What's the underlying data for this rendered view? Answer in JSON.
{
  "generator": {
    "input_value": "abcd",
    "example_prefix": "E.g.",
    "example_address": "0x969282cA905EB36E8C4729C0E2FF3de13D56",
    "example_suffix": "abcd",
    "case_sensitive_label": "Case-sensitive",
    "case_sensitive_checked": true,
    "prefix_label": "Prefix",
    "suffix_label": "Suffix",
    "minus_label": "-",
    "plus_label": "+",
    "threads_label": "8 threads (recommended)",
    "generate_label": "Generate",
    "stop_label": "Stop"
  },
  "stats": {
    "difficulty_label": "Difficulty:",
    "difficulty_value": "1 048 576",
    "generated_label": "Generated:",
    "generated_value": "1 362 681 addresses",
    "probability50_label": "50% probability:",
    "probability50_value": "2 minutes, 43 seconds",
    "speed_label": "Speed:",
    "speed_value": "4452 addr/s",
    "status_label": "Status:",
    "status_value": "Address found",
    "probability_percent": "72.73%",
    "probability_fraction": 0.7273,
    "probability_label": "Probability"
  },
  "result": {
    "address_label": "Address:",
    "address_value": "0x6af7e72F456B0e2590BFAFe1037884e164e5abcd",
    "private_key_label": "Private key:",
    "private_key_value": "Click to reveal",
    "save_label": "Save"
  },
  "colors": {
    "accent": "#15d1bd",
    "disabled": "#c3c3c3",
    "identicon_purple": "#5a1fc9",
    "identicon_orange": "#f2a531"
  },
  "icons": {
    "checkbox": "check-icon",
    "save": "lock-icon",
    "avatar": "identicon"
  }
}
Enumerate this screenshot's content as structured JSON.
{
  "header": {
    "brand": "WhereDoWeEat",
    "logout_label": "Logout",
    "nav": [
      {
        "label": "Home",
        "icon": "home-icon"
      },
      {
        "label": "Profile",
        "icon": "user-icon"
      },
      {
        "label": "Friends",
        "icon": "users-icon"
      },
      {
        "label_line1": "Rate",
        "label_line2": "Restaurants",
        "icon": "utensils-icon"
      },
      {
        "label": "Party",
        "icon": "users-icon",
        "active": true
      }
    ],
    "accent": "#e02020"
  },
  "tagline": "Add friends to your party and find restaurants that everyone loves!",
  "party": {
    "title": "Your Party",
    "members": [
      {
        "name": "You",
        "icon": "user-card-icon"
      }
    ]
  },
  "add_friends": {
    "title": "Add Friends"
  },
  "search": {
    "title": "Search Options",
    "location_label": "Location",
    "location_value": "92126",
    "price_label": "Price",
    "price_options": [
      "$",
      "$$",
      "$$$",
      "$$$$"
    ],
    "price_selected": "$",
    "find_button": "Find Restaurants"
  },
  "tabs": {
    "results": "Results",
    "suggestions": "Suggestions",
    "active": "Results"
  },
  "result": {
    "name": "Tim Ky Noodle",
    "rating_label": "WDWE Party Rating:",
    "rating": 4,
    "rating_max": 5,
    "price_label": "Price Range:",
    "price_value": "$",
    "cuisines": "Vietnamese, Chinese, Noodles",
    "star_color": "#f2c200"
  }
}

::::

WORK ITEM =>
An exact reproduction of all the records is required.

SOLVED PROBLEM =>
What's the underlying data for this rendered view? Answer in JSON.
{
  "generator": {
    "input_value": "abcd",
    "example_prefix": "E.g.",
    "example_address": "0x969282cA905EB36E8C4729C0E2FF3de13D56",
    "example_suffix": "abcd",
    "case_sensitive_label": "Case-sensitive",
    "case_sensitive_checked": true,
    "prefix_label": "Prefix",
    "suffix_label": "Suffix",
    "minus_label": "-",
    "plus_label": "+",
    "threads_label": "8 threads (recommended)",
    "generate_label": "Generate",
    "stop_label": "Stop"
  },
  "stats": {
    "difficulty_label": "Difficulty:",
    "difficulty_value": "1 048 576",
    "generated_label": "Generated:",
    "generated_value": "1 362 681 addresses",
    "probability50_label": "50% probability:",
    "probability50_value": "2 minutes, 43 seconds",
    "speed_label": "Speed:",
    "speed_value": "4452 addr/s",
    "status_label": "Status:",
    "status_value": "Address found",
    "probability_percent": "72.73%",
    "probability_fraction": 0.7273,
    "probability_label": "Probability"
  },
  "result": {
    "address_label": "Address:",
    "address_value": "0x6af7e72F456B0e2590BFAFe1037884e164e5abcd",
    "private_key_label": "Private key:",
    "private_key_value": "Click to reveal",
    "save_label": "Save"
  },
  "colors": {
    "accent": "#15d1bd",
    "disabled": "#c3c3c3",
    "identicon_purple": "#5a1fc9",
    "identicon_orange": "#f2a531"
  },
  "icons": {
    "checkbox": "check-icon",
    "save": "lock-icon",
    "avatar": "identicon"
  }
}
Enumerate this screenshot's content as structured JSON.
{
  "header": {
    "brand": "WhereDoWeEat",
    "logout_label": "Logout",
    "nav": [
      {
        "label": "Home",
        "icon": "home-icon"
      },
      {
        "label": "Profile",
        "icon": "user-icon"
      },
      {
        "label": "Friends",
        "icon": "users-icon"
      },
      {
        "label_line1": "Rate",
        "label_line2": "Restaurants",
        "icon": "utensils-icon"
      },
      {
        "label": "Party",
        "icon": "users-icon",
        "active": true
      }
    ],
    "accent": "#e02020"
  },
  "tagline": "Add friends to your party and find restaurants that everyone loves!",
  "party": {
    "title": "Your Party",
    "members": [
      {
        "name": "You",
        "icon": "user-card-icon"
      }
    ]
  },
  "add_friends": {
    "title": "Add Friends"
  },
  "search": {
    "title": "Search Options",
    "location_label": "Location",
    "location_value": "92126",
    "price_label": "Price",
    "price_options": [
      "$",
      "$$",
      "$$$",
      "$$$$"
    ],
    "price_selected": "$",
    "find_button": "Find Restaurants"
  },
  "tabs": {
    "results": "Results",
    "suggestions": "Suggestions",
    "active": "Results"
  },
  "result": {
    "name": "Tim Ky Noodle",
    "rating_label": "WDWE Party Rating:",
    "rating": 4,
    "rating_max": 5,
    "price_label": "Price Range:",
    "price_value": "$",
    "cuisines": "Vietnamese, Chinese, Noodles",
    "star_color": "#f2c200"
  }
}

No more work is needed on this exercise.